> **Stored data**:
[Start of Attachment]
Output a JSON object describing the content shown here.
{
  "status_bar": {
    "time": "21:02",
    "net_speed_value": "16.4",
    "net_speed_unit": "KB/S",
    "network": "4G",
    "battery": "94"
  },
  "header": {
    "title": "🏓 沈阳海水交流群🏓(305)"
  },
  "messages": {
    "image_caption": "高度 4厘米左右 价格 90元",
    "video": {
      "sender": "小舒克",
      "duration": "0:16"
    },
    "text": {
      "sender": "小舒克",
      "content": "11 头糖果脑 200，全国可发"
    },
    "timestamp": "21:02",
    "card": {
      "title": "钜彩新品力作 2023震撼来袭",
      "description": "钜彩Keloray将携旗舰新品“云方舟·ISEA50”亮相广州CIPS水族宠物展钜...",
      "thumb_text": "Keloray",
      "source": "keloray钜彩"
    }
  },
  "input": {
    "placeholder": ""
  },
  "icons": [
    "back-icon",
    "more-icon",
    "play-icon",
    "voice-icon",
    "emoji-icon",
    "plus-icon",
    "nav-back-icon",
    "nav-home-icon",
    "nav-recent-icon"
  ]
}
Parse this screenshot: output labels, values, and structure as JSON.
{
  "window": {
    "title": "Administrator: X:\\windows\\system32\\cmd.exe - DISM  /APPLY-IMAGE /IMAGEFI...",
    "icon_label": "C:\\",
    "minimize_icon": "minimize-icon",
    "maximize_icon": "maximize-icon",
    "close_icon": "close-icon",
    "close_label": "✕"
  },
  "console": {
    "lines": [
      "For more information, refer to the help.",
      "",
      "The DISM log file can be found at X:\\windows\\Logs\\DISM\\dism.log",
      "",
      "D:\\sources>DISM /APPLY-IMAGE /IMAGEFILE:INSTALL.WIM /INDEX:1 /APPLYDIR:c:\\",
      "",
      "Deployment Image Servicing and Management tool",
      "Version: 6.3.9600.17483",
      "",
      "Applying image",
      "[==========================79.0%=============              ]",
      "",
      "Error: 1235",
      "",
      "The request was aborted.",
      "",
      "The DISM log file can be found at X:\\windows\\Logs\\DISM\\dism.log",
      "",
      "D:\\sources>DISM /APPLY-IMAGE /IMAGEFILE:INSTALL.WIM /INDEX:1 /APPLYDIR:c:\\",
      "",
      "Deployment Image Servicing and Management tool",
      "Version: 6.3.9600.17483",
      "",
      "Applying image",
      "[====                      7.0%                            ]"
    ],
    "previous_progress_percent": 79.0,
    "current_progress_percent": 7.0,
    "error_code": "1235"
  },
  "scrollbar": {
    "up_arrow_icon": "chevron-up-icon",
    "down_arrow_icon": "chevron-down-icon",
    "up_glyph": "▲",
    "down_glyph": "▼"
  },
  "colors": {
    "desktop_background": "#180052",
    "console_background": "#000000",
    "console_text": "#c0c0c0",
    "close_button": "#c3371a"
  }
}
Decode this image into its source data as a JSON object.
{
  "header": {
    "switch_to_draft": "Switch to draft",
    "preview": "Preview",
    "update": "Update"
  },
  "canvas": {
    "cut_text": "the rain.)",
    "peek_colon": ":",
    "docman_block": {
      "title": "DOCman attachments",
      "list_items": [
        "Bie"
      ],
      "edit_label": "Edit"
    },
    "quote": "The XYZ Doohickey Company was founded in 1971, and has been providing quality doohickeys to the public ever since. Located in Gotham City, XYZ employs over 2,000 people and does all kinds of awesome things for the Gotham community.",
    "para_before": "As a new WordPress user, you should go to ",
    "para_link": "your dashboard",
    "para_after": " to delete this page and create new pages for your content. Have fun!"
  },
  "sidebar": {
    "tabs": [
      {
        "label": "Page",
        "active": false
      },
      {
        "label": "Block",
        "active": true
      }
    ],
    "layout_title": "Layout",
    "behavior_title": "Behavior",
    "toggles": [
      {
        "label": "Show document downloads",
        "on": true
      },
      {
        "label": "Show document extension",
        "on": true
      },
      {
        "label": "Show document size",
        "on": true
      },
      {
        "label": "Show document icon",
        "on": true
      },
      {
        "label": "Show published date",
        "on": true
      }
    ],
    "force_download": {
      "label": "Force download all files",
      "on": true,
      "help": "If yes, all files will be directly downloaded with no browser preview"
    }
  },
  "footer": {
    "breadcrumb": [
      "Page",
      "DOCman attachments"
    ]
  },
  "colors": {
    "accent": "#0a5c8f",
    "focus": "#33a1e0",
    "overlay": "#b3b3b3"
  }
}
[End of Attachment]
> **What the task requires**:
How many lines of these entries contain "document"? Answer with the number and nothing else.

> **Task response**:
4